This past Tuesday, the United States and China signed eight partnership pacts in an effort to cut greenhouse gas emissions. These pacts involve multiple companies and research bodies and bring the world’s two largest carbon emitters into closer agreement on climate policy.
One memoranda of understanding (MOUs) calls for the sharing of information on clean coal power generation technology between Huaneng Clean Energy Research Institute in China and the Summit Power Group based in Washington. Huaneng is expected to share information with Summit as they begin to initiate a similar project in Texas in the near future. In turn, Summit will share information and technology for recovering oil from captured carbon.
According to Laura Miller, who currently manages Texas Clean Energy Project, “We will be sharing expertise, years of development experience and non-proprietary technology on both projects, all while making giant steps forward for the world’s environment.”
While some pacts were signed by both nations, negotiators on each side recognize the need for more communication between the two in order to come to an agreement in areas of technological cooperation, as well as domestic and international policies, among others. In a recent interview, U.S. Secretary of State John Kerry stated that the two sides remained committed to continuing the “close dialogue” of negotiations on climate change.
China and the U.S. coming to agreement would majorly impact climate change policy across the globe. Both nations also confirm the need for policy decisions implementing aid for developing countries in controlling their emissions in order to create a significant global impact.
These ongoing discussions and changes in climate policy place an emphasis on the need for accurate emissions data collection and reporting.
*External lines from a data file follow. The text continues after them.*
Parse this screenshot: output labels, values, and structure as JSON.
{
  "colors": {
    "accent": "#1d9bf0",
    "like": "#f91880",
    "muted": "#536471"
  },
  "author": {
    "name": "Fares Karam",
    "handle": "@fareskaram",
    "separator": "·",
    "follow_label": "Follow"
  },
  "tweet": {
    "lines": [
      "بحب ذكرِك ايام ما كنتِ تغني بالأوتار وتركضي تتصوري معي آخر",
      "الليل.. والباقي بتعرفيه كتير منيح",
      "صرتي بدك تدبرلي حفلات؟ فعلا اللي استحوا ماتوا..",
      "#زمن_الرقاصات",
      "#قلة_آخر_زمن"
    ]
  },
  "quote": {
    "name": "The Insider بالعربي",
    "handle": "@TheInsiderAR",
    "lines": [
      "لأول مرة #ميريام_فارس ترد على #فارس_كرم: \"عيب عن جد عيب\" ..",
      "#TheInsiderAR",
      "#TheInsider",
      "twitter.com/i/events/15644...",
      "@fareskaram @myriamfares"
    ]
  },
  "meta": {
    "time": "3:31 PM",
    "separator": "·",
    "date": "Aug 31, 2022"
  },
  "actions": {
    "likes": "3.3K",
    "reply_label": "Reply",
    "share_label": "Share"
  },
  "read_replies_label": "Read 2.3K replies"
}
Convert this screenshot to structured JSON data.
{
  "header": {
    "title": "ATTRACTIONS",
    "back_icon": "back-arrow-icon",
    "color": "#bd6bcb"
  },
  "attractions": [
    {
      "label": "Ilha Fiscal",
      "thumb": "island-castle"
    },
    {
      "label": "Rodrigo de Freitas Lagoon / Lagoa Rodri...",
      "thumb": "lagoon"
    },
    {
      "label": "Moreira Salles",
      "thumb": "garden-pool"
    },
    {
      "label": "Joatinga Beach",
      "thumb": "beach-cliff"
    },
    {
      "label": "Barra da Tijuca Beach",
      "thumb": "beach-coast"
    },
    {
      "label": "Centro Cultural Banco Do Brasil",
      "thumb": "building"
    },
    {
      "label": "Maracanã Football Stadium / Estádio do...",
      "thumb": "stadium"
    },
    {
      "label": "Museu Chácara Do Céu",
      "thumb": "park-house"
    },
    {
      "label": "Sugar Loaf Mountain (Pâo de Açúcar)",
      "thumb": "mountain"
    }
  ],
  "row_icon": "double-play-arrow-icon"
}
The implementation of new policy and regulations could also lead to an increased demand for emissions data processing and analysis, to which cloud-based, big data management technologies are now available to supply.